ACTION ITEM: Below are some entries; set them all down exactly.

(Data records for software interfaces)
★ ★ ★
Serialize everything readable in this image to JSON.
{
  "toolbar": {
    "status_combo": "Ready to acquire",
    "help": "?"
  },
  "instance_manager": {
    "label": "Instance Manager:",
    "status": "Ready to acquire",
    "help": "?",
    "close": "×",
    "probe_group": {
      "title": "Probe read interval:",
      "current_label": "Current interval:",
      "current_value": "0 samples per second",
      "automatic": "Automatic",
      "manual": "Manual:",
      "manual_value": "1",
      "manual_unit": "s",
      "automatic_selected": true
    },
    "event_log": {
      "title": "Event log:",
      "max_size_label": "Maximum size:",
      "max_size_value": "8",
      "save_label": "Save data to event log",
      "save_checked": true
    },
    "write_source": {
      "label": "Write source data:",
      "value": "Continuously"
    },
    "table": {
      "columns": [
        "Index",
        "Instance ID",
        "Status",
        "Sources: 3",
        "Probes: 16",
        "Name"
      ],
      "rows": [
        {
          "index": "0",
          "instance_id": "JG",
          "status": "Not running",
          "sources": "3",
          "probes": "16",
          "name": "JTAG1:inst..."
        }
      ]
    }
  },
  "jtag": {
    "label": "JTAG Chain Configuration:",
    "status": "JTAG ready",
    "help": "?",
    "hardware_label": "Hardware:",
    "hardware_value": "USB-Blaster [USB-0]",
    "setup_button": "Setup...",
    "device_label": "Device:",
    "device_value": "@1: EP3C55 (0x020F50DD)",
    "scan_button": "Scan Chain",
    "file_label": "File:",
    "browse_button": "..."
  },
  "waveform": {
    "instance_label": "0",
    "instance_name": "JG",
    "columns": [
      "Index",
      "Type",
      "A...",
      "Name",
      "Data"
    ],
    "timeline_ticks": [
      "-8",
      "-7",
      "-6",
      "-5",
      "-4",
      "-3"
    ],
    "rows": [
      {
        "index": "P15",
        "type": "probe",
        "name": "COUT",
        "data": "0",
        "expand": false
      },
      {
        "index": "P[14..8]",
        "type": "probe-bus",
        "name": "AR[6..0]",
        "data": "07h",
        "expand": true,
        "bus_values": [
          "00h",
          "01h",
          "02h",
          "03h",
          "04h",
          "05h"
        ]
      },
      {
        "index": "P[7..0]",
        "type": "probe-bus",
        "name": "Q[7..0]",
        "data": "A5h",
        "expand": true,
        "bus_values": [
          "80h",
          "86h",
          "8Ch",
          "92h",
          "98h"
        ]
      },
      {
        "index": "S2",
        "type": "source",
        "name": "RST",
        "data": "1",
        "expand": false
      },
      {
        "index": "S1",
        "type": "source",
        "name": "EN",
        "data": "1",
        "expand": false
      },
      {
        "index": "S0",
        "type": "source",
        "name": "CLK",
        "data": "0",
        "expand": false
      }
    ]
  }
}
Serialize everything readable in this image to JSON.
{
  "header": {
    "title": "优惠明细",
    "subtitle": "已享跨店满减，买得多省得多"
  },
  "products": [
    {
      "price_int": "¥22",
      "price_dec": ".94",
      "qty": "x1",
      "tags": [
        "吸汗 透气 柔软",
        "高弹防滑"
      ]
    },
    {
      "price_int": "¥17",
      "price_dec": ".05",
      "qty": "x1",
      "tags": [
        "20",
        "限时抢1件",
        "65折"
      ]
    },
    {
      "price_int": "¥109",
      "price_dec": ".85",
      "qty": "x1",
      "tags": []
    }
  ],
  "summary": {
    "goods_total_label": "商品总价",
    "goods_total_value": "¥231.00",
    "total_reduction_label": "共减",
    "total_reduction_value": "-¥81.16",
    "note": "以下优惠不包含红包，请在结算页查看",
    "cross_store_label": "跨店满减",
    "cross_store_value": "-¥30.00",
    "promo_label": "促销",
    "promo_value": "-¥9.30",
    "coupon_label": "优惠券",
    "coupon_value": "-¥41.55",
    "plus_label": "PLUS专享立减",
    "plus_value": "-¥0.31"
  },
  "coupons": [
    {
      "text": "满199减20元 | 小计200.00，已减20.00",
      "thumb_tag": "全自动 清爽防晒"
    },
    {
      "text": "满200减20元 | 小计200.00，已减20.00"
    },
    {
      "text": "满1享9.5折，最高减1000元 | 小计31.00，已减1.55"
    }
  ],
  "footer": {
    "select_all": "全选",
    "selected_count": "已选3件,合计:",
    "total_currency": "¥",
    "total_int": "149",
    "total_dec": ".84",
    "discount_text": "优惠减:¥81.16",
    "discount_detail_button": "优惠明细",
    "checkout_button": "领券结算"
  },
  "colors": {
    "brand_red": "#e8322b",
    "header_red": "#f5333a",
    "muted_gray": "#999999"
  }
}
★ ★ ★
ANSWER BOX:
Serialize everything readable in this image to JSON.
{
  "toolbar": {
    "status_combo": "Ready to acquire",
    "help": "?"
  },
  "instance_manager": {
    "label": "Instance Manager:",
    "status": "Ready to acquire",
    "help": "?",
    "close": "×",
    "probe_group": {
      "title": "Probe read interval:",
      "current_label": "Current interval:",
      "current_value": "0 samples per second",
      "automatic": "Automatic",
      "manual": "Manual:",
      "manual_value": "1",
      "manual_unit": "s",
      "automatic_selected": true
    },
    "event_log": {
      "title": "Event log:",
      "max_size_label": "Maximum size:",
      "max_size_value": "8",
      "save_label": "Save data to event log",
      "save_checked": true
    },
    "write_source": {
      "label": "Write source data:",
      "value": "Continuously"
    },
    "table": {
      "columns": [
        "Index",
        "Instance ID",
        "Status",
        "Sources: 3",
        "Probes: 16",
        "Name"
      ],
      "rows": [
        {
          "index": "0",
          "instance_id": "JG",
          "status": "Not running",
          "sources": "3",
          "probes": "16",
          "name": "JTAG1:inst..."
        }
      ]
    }
  },
  "jtag": {
    "label": "JTAG Chain Configuration:",
    "status": "JTAG ready",
    "help": "?",
    "hardware_label": "Hardware:",
    "hardware_value": "USB-Blaster [USB-0]",
    "setup_button": "Setup...",
    "device_label": "Device:",
    "device_value": "@1: EP3C55 (0x020F50DD)",
    "scan_button": "Scan Chain",
    "file_label": "File:",
    "browse_button": "..."
  },
  "waveform": {
    "instance_label": "0",
    "instance_name": "JG",
    "columns": [
      "Index",
      "Type",
      "A...",
      "Name",
      "Data"
    ],
    "timeline_ticks": [
      "-8",
      "-7",
      "-6",
      "-5",
      "-4",
      "-3"
    ],
    "rows": [
      {
        "index": "P15",
        "type": "probe",
        "name": "COUT",
        "data": "0",
        "expand": false
      },
      {
        "index": "P[14..8]",
        "type": "probe-bus",
        "name": "AR[6..0]",
        "data": "07h",
        "expand": true,
        "bus_values": [
          "00h",
          "01h",
          "02h",
          "03h",
          "04h",
          "05h"
        ]
      },
      {
        "index": "P[7..0]",
        "type": "probe-bus",
        "name": "Q[7..0]",
        "data": "A5h",
        "expand": true,
        "bus_values": [
          "80h",
          "86h",
          "8Ch",
          "92h",
          "98h"
        ]
      },
      {
        "index": "S2",
        "type": "source",
        "name": "RST",
        "data": "1",
        "expand": false
      },
      {
        "index": "S1",
        "type": "source",
        "name": "EN",
        "data": "1",
        "expand": false
      },
      {
        "index": "S0",
        "type": "source",
        "name": "CLK",
        "data": "0",
        "expand": false
      }
    ]
  }
}
Serialize everything readable in this image to JSON.
{
  "header": {
    "title": "优惠明细",
    "subtitle": "已享跨店满减，买得多省得多"
  },
  "products": [
    {
      "price_int": "¥22",
      "price_dec": ".94",
      "qty": "x1",
      "tags": [
        "吸汗 透气 柔软",
        "高弹防滑"
      ]
    },
    {
      "price_int": "¥17",
      "price_dec": ".05",
      "qty": "x1",
      "tags": [
        "20",
        "限时抢1件",
        "65折"
      ]
    },
    {
      "price_int": "¥109",
      "price_dec": ".85",
      "qty": "x1",
      "tags": []
    }
  ],
  "summary": {
    "goods_total_label": "商品总价",
    "goods_total_value": "¥231.00",
    "total_reduction_label": "共减",
    "total_reduction_value": "-¥81.16",
    "note": "以下优惠不包含红包，请在结算页查看",
    "cross_store_label": "跨店满减",
    "cross_store_value": "-¥30.00",
    "promo_label": "促销",
    "promo_value": "-¥9.30",
    "coupon_label": "优惠券",
    "coupon_value": "-¥41.55",
    "plus_label": "PLUS专享立减",
    "plus_value": "-¥0.31"
  },
  "coupons": [
    {
      "text": "满199减20元 | 小计200.00，已减20.00",
      "thumb_tag": "全自动 清爽防晒"
    },
    {
      "text": "满200减20元 | 小计200.00，已减20.00"
    },
    {
      "text": "满1享9.5折，最高减1000元 | 小计31.00，已减1.55"
    }
  ],
  "footer": {
    "select_all": "全选",
    "selected_count": "已选3件,合计:",
    "total_currency": "¥",
    "total_int": "149",
    "total_dec": ".84",
    "discount_text": "优惠减:¥81.16",
    "discount_detail_button": "优惠明细",
    "checkout_button": "领券结算"
  },
  "colors": {
    "brand_red": "#e8322b",
    "header_red": "#f5333a",
    "muted_gray": "#999999"
  }
}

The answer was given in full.